Fortress, South Africa’s third largest real estate investment trust (Reit), announced its first direct property foray in Poland on Thursday – a R700 million investment into two logistics assets in the country.
The announcement, which follows the release of the group’s interim results on Wednesday, comes as Fortress forges ahead with its expansion drive into the better-performing logistics property market.
Fortress CEO Steven Brown tells Moneyweb the group remains committed to the expansion strategy, despite Covid-19 uncertainty.
He says the Polish acquisitions represent “opportunistic investments” in the Central Eastern Europe (CEE) region; however, the group’s ambitious one million square metre gross lettable area (GLA) logistics property development pipeline in South Africa continues to be a priority.
“We’ve spent around R700 million to buy the two assets in Poland as it fits in with our logistics property expansion strategy,” says Brown.
Investment in SA

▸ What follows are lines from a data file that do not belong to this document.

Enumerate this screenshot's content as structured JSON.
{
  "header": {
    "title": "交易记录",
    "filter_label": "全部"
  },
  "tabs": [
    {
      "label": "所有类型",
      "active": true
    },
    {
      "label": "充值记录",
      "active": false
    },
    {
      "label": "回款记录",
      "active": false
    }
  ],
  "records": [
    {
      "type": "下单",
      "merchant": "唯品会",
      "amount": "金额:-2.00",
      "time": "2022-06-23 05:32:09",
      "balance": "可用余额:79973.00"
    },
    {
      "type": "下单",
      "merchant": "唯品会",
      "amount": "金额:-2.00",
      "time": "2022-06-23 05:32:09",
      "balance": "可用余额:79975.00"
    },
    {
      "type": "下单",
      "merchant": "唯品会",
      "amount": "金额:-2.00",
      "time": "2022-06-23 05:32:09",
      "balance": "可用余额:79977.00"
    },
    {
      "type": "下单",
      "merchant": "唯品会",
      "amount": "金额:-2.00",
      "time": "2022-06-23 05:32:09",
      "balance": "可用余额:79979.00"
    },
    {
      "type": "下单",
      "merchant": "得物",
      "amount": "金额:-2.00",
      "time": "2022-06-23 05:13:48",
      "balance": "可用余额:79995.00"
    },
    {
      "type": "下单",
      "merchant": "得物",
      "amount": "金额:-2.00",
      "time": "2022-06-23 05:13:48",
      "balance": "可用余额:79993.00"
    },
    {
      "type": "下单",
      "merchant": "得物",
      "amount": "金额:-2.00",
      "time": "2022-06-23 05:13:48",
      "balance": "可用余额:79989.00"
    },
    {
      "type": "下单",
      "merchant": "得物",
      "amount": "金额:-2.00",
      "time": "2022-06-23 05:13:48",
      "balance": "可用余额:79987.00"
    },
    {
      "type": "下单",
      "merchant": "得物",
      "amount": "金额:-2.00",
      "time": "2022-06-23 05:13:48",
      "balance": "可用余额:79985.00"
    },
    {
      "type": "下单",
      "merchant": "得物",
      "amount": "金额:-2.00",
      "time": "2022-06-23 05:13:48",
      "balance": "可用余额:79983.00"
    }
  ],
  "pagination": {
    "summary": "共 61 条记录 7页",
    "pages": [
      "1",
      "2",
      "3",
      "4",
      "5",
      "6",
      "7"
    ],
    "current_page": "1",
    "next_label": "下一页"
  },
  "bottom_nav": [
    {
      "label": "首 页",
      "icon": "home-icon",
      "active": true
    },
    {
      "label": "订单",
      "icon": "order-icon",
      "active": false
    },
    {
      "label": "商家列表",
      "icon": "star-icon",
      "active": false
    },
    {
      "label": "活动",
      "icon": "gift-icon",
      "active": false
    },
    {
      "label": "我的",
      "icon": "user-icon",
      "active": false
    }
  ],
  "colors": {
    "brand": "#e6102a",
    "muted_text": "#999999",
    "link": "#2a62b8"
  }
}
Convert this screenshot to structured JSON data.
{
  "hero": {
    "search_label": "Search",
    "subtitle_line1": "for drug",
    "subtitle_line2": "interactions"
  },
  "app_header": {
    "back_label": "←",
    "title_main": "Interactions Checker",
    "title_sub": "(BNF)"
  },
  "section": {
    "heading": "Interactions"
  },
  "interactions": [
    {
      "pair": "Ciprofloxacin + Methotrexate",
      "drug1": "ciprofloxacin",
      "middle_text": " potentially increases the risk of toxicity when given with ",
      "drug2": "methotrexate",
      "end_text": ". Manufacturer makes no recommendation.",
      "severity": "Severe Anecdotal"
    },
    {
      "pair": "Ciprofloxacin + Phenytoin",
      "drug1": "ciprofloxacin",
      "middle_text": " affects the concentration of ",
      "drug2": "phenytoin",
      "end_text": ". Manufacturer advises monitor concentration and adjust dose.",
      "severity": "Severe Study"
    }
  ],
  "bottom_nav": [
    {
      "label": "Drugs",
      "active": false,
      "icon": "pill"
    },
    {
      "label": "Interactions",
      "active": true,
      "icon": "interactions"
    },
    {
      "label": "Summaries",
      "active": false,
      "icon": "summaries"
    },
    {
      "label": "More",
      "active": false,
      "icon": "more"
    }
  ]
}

“In South Africa, we will be spending around R1 billion this financial year in rolling out various logistics developments, many of these currently underway,” he adds.
Fortress’s multi-billion-rand developments on the go locally include the likes of Eastport Logistics Park in Gauteng and Clairwood Logistics Park on the site of the old Clairwood Racecourse near the port in south Durban.
The group aims to have two thirds of its property portfolio in logistics assets and one third in convenience- and commuter-focused retail. It is trying to exit its poor-performing office assets, which make up around 5% of its portfolio, and some of its older industrial properties.
Over 65% of its property assets are in SA, while the rest are offshore investments in the CEE region, largely through its 23.6% interest in Nepi Rockcastle plc.
Asked why Fortress decided to make a direct property investment into Poland instead of via Nepi, Brown says Nepi focuses largely on the retail property market in the CEE region.
“Our first two logistics assets in Poland are prime properties and we will be looking for more opportunities there. We are also finalising a €30 million deal on a property in Romania. Our strategy around logistics property encapsulates both SA and the CEE region,” he notes.
“Fortress is the largest shareholder in retail shopping centre investor Nepi and we are now increasing our presence in CEE through our direct investments in logistics properties. We entered the Polish market just this year after concluding the acquisition of Waimea Group’s two logistics parks in Bydgoszcz and Stargard,” says Brown.
He points out that both properties are in regional industrial zones, thus benefitting from strong infrastructure.
“Major roads nearby allow for fast transportation of goods to businesses in Poland. Both developments are close to Germany presenting a powerful supply proposition for clients targeting Europe’s largest economy,” he adds.
On the local logistics front, Brown says Fortress has done letting or has received offers on some 340 000m2 of the group’s one million square metre GLA development pipeline in SA.
“A strong and growing balance sheet enabled Fortress to continue to realise its commitment to delivering on this … It is an achievement that we are proud of in these especially challenging times,” he says.
In its latest results, the group opted not to pay out an interim dividend.
However, executives stressed during a results presentation on Thursday that the fund aims to retain its Reit status and pay the requisite level of dividends for its June 2021 year-end.
Fortress was in a good loan-to-value (LTV) ratio position at its half-year, at 38.1%. Reit sector fund managers prefer LTVs below 40%, especially in the current Covid-19 environment.
While the group has managed to reduce its LTV marginally from its last financial year-end (June 2020) to its latest half-year in December 2020, the 38.1% gearing level is still almost five percentage points higher than its comparative half year (December 2019).
Brown nevertheless maintains that Fortress is still in a strong balance sheet position.
The group has a better LTV ratio than many of its peers.
Senior listed property fund manager at Stanlib, Nesi Chetty, says despite the pressure on certain parts of Fortress’s portfolio in terms of rentals and impairments, the group has “done well to keep their LTV at 38%” and maintain sufficient liquidity.
“The fund’s retail portfolio has been fairly defensive through the pandemic with trading density levels very similar to the prior year. However, consumers in those markets [rural and township areas] will likely be challenged this year with rising fuel and food costs,” he notes.
“The growth in logistics continues with NOI [net operating income] on a like-for-like basis around 2.3% in the fund’s South African portfolio.
“Logistics vacancies seem to have been contained at the 4% level,” says Chetty.
“There is currently around 152 000m2 of space that will be completed in Clairwood and Eastport logistics parks for the reminder of the year for Fortress. The estimated yields on completion range between 7.8% and 9.2%, which is still compelling in a tough market. Fortress has made good progress with almost 90 000m2 of this total let already.”
He points out that the group’s direct logistics foray into Poland is a new strategy.
“There are certainly some opportunities in the Polish market to grow logistics assets … Certain nodes in Poland on the logistics side are more competitive and Fortress will need to secure properties with strong yielding tenants.”